“While I said that mixed races seem to be more comfortable down here, there are some things that are worse,” says Joe Miller, a Kansas City and Pitch refugee who now teaches college English in Columbus, Georgia. “While the black population here is a majority, there are only three black City Council members out of 10. I don’t know how you can have a majority of the population but only three on the City Council.
“And the schools down here are really messed up. It’s very segregated. Where in Kansas City you have Troost, here you have Macon Road. And down here the street names change from the white areas to the black areas, so the white areas don’t have to have the same names as the black areas.

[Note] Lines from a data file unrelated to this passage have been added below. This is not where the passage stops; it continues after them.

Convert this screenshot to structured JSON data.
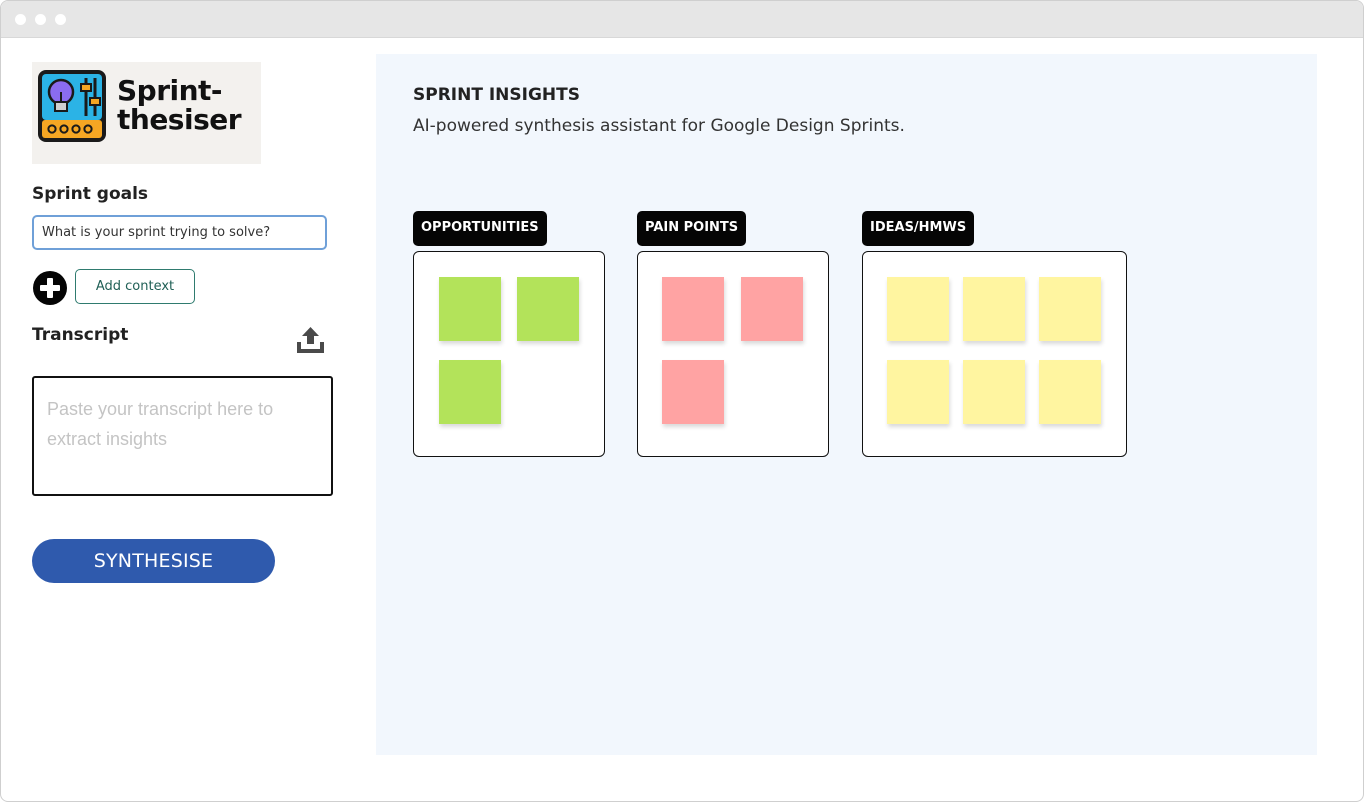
{
  "app": {
    "logo_line1": "Sprint-",
    "logo_line2": "thesiser"
  },
  "sidebar": {
    "goals_label": "Sprint goals",
    "goals_placeholder": "What is your sprint trying to solve?",
    "add_context_label": "Add context",
    "transcript_label": "Transcript",
    "transcript_placeholder": "Paste your transcript here to extract insights",
    "synthesise_label": "SYNTHESISE"
  },
  "main": {
    "title": "SPRINT INSIGHTS",
    "subtitle": "AI-powered synthesis assistant for Google Design Sprints.",
    "columns": [
      {
        "label": "OPPORTUNITIES",
        "note_color": "#b3e35a",
        "note_count": 3
      },
      {
        "label": "PAIN POINTS",
        "note_color": "#ffa3a3",
        "note_count": 3
      },
      {
        "label": "IDEAS/HMWS",
        "note_color": "#fff5a0",
        "note_count": 6
      }
    ]
  },
  "colors": {
    "accent": "#2f5aad",
    "panel_bg": "#f2f7fd",
    "input_border": "#6fa0d8",
    "context_border": "#2f7b6f"
  },
  "icons": [
    "lightbulb-mixer-logo-icon",
    "plus-circle-icon",
    "upload-icon"
  ]
}
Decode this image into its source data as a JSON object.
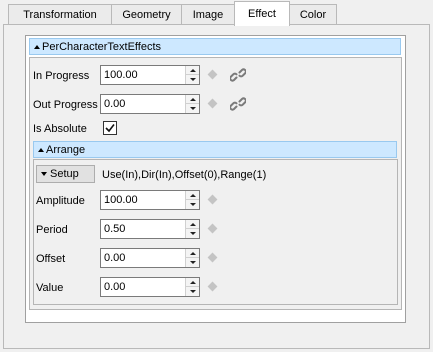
{
  "tabs": [
    {
      "label": "Transformation",
      "active": false
    },
    {
      "label": "Geometry",
      "active": false
    },
    {
      "label": "Image",
      "active": false
    },
    {
      "label": "Effect",
      "active": true
    },
    {
      "label": "Color",
      "active": false
    }
  ],
  "effect_section": {
    "title": "PerCharacterTextEffects",
    "in_progress": {
      "label": "In Progress",
      "value": "100.00"
    },
    "out_progress": {
      "label": "Out Progress",
      "value": "0.00"
    },
    "is_absolute": {
      "label": "Is Absolute",
      "checked": true
    }
  },
  "arrange_section": {
    "title": "Arrange",
    "setup_label": "Setup",
    "setup_summary": "Use(In),Dir(In),Offset(0),Range(1)",
    "amplitude": {
      "label": "Amplitude",
      "value": "100.00"
    },
    "period": {
      "label": "Period",
      "value": "0.50"
    },
    "offset": {
      "label": "Offset",
      "value": "0.00"
    },
    "value": {
      "label": "Value",
      "value": "0.00"
    }
  },
  "icons": {
    "link": "link-icon",
    "keyframe": "keyframe-diamond-icon"
  },
  "colors": {
    "section_header_bg": "#cde8ff",
    "section_header_border": "#99c9ef",
    "diamond": "#c4c4c4"
  }
}
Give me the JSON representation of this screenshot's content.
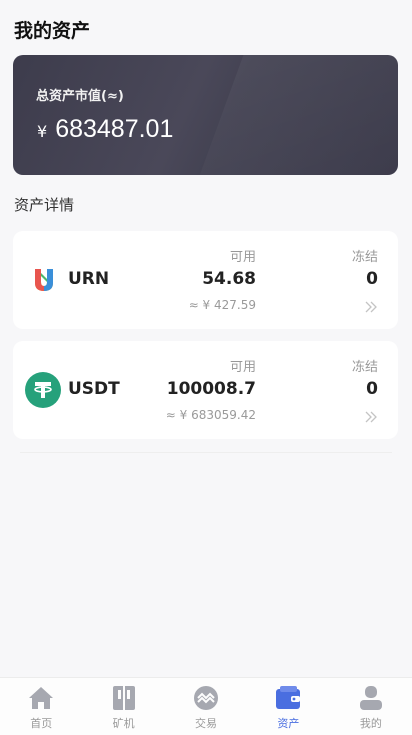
{
  "page": {
    "title": "我的资产"
  },
  "summary": {
    "label": "总资产市值(≈)",
    "currency": "¥",
    "amount": "683487.01"
  },
  "section": {
    "title": "资产详情"
  },
  "assets": [
    {
      "name": "URN",
      "available_label": "可用",
      "available": "54.68",
      "approx": "≈ ¥ 427.59",
      "frozen_label": "冻结",
      "frozen": "0"
    },
    {
      "name": "USDT",
      "available_label": "可用",
      "available": "100008.7",
      "approx": "≈ ¥ 683059.42",
      "frozen_label": "冻结",
      "frozen": "0"
    }
  ],
  "tabbar": {
    "items": [
      {
        "label": "首页",
        "icon": "home-icon"
      },
      {
        "label": "矿机",
        "icon": "miner-icon"
      },
      {
        "label": "交易",
        "icon": "trade-icon"
      },
      {
        "label": "资产",
        "icon": "wallet-icon",
        "active": true
      },
      {
        "label": "我的",
        "icon": "user-icon"
      }
    ]
  },
  "colors": {
    "accent": "#4a6ee0",
    "card_dark": "#403f4f",
    "usdt_green": "#26a17b"
  }
}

So the (racial) legacy’s here too.”
Miller’s take on KC’s curfew controversy:
“Kansas City isn’t innocent in this story,” he says. “I don’t think the curfew is going to solve the problem and I don’t think it’s a racist issue, but the problems are based on racist issues. All of these (problems) are just symptoms. The curfew law is just a symptom of Kansas City’s deep, historic racism. And it’s because there’s no where else for black kids to go.”
“Yeah, actually it’s interesting,” Miller says. “There’s an area in North Columbus, which is white suburban and there’s lots of kids of all colors hanging out there. But folks here seem to get along better. So that’s one area where they’re doing better here.
“Here people just don’t have a problem with blacks being part of the day to day culture, but clearly they have a problem with them having any power.”
Back to Kansas City’s kid troubles…
“I feel for Kansas City, Kansas City’s in a tough spot just like any other city,” Miller says. “But there’s a real violence issue in Kansas City – black on black crime – and it’s true that violence erupts when there are large gatherings of people. It’s here too, but it’s different.”
“I guess my opinion of the curfew on a policy level would be I would hope that they would address having a place for kids to gather late at night,” Miller says. “But I don’t know about a curfew, that sounds Draconian. I think the curfew and security issues could cause problems if there’s no place else to go.”
To that end, Kansas City has put in place a summer kids program.
The $64 million question being, What about the other nine months if the new curfew passes?